*WHAT YOU WILL DO*:
Scan the records that follow, and whenever a line has the word "Track", copy it.

*DATASET ENTRIES*:
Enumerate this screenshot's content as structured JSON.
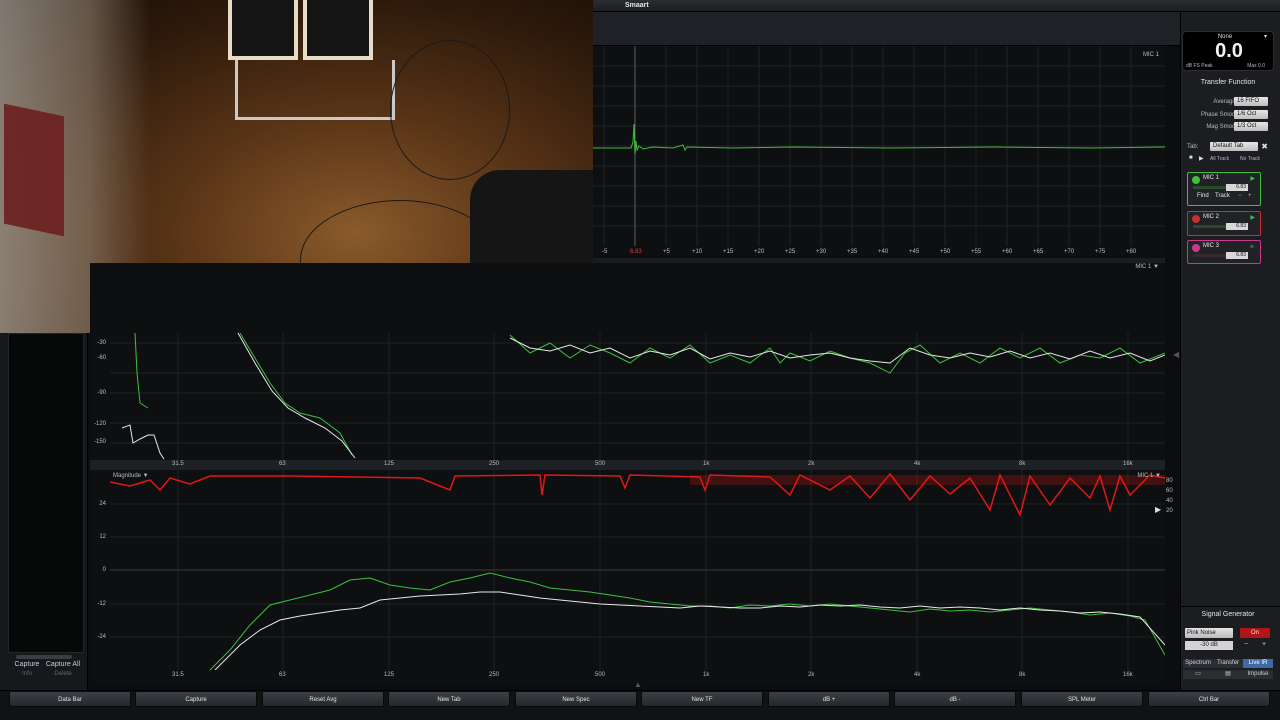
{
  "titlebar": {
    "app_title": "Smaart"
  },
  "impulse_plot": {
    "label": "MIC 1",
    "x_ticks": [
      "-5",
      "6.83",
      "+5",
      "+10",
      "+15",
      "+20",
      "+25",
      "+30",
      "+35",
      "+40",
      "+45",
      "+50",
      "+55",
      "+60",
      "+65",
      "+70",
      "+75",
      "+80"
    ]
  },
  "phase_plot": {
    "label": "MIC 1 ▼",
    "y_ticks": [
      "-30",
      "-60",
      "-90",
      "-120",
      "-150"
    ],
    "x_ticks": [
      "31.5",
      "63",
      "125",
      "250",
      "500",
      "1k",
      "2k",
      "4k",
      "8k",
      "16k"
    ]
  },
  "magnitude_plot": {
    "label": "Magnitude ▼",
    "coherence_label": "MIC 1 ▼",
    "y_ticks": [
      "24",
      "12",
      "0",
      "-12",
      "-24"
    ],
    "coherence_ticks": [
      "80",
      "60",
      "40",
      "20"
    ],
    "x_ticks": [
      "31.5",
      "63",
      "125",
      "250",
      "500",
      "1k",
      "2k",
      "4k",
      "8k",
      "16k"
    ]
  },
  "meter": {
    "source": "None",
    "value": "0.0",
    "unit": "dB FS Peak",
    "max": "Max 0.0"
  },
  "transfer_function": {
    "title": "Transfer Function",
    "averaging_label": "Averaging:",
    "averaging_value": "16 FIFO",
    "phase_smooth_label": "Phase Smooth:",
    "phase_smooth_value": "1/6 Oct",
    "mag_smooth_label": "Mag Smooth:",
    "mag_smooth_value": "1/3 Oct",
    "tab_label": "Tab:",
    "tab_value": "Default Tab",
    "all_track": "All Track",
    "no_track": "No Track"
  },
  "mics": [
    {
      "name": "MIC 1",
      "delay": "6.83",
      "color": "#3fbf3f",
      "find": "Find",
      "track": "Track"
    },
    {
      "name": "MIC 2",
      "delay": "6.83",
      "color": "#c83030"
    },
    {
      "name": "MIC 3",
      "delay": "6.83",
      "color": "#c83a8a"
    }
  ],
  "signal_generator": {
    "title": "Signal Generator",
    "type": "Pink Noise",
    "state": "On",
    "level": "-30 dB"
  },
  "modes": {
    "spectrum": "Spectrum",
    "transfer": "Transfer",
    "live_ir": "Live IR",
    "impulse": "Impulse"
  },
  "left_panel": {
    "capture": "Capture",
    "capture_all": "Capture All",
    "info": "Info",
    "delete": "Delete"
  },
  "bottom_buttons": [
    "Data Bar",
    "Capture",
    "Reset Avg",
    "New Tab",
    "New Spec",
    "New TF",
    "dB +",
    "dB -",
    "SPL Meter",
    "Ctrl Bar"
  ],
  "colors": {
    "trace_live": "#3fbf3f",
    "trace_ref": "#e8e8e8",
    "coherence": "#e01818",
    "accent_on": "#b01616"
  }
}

*RESPONSE TO THIS TASK*:
    "all_track": "All Track",
    "no_track": "No Track"
      "track": "Track"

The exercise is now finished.